I've been very happy in my dealings with Curiosity Press so far. They seem to be reputable and talented people. I have no way to judge with Jaffa and Paradon. Just have to see if they are interested and offer a contract and then study the contract. If that bombs at both places, I'll self-publish. I have a growing list of Twitter friends who are Navajo and I'm most anxious to start marketing and getting reactions. Several have replied to the blog about book covers.

Rabbletown: Life in These United Christian States of Holy America has been professionally edited and proofed. I am always aghast at the errors I make. I've read each of my works dozens of times, and I still miss stupid things like waver for waiver. And trying to parse grammatically where commas go gives me a rash. Rabbletown is being formatted now so I can use Amazon's Createspace to produce a POD book. So that may be my first work actually available in print. Katy Sozaeva who did the edit and has become an ambassador has written on her blog that it's the best work she's EVER read. I kid you not.  Here is the comment.

If Jaffa doesn't respond soon regarding Crazy, I'll get that one in print next.

I'm tempted to bundle One More Victim, The Saltness of Time and The Strange Case of James Kirkland Pilley into one volume for a POD.

One More Victim got a really nice comment from a Goodreads reviewer, Anthea Carson:

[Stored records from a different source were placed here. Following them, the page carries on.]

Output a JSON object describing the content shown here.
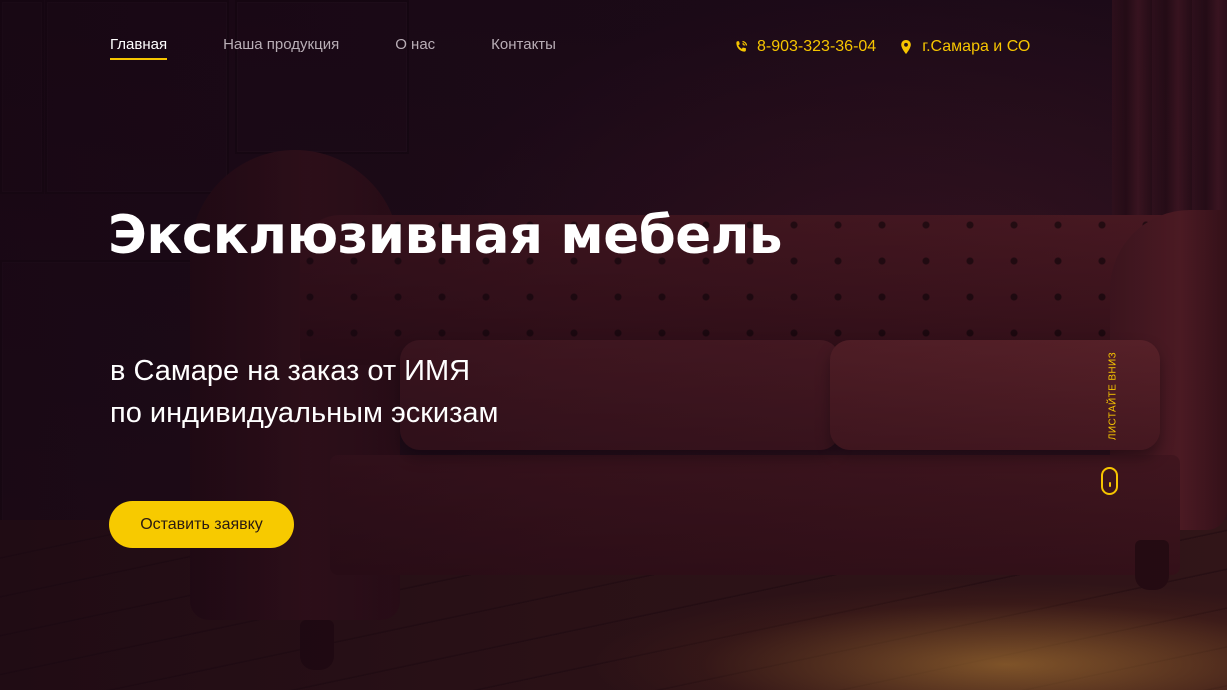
{
  "nav": {
    "items": [
      {
        "label": "Главная",
        "active": true
      },
      {
        "label": "Наша продукция",
        "active": false
      },
      {
        "label": "О нас",
        "active": false
      },
      {
        "label": "Контакты",
        "active": false
      }
    ]
  },
  "contacts": {
    "phone": "8-903-323-36-04",
    "phone_icon": "phone-icon",
    "location": "г.Самара и СО",
    "location_icon": "map-pin-icon"
  },
  "hero": {
    "title": "Эксклюзивная мебель",
    "subtitle_line1": "в Самаре на заказ от ИМЯ",
    "subtitle_line2": "по индивидуальным эскизам",
    "cta_label": "Оставить заявку"
  },
  "scroll_hint": {
    "label": "ЛИСТАЙТЕ ВНИЗ",
    "icon": "mouse-icon"
  },
  "colors": {
    "accent": "#f6c500",
    "text": "#ffffff",
    "nav_inactive": "#b9aeb6"
  }
}
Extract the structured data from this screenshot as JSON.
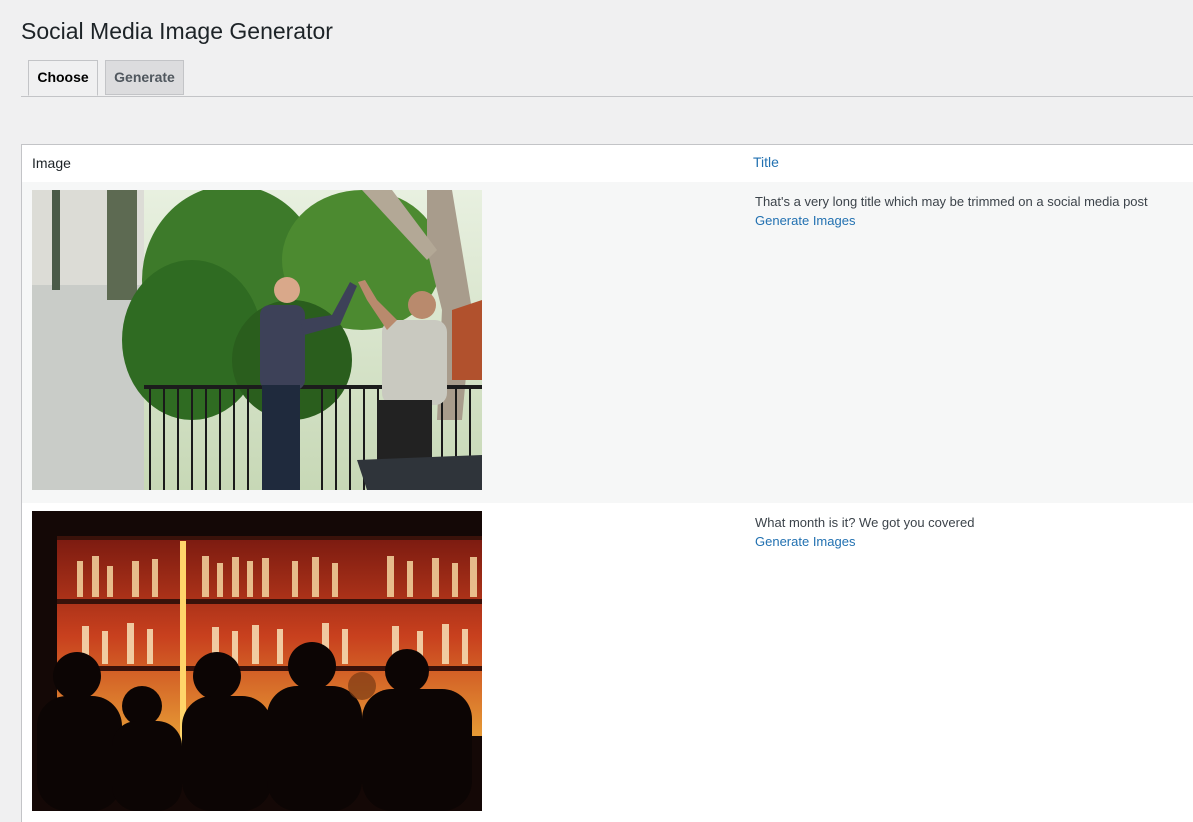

"It is so rare to find a book you can't put down. That's why I am so happy I discovered this writer. I couldn't stop reading this and my only disappointment with it was that it ended. It is the intriguing story of kids discovering things that people throw away. A young romance develops between two kids rummaging through trash cans and discovering things. The things they discover in those trash cans would haunt them forever and change their whole lives. Amazing book. Can't wait to read the next one by this author."

This is a young writer worth keeping track of. She's already developed her own writing voice and putting it to good effect.

The Saltness of Time has also been professionally edited, so it is ready as we move forward on the Kickstarter project. I'm working with local artist/printmaker Nick Naughton, who teaches at the Kansas City Art Institute. W want to use his letter press to turn The Saltness of Time into a fine art book with great paper and locally bound. That is, if we can fund it through Kickstarter. Nick's been very busy this summer so this will probably be a fall project. He would also do etchings for illustrations and, wow, is that guy good, and he likes realism. Former KC television news photographer John Tygart has agreed to do the video work for the promo spot with Pete Wilkerson doing the sound and editing. Then if we get funded we'll include costs to use them to document the process so that backers can receive not only the book but a DVD about the process.

Haven't heard from my agents for a long time about SPILL: Big Oil + Sex = Game On. Always afraid to press them because the news may be bad. I still have hopes one of the traditional publishing houses will publish that book. They still have the big marketing connections that are so important in this whole game. I think the day is far down the road when you might see a self-published ebook reviewed in the New York Times.

An odd thing has happened with SPILL. Its Facebook page has received a lot of likes from some hotties in India. I know it has "Sex" in the title, but is that all it takes to get attention? And from women? I have no evidence that a single one of them has bought the book and read it. So what is going on? Some of them even post it on their info pages as books they like. The whole thing baffles me. But I enjoy looking at their profile photos.

Best news is I've started writing again. I found a project I stalled on several years ago, but think I can move it forward. It's a science fiction work set in the near future here in KC on the Plaza. It's one of those stories where time stops for everyone except the protagonist. That's been done, but I think I have an interesting twist.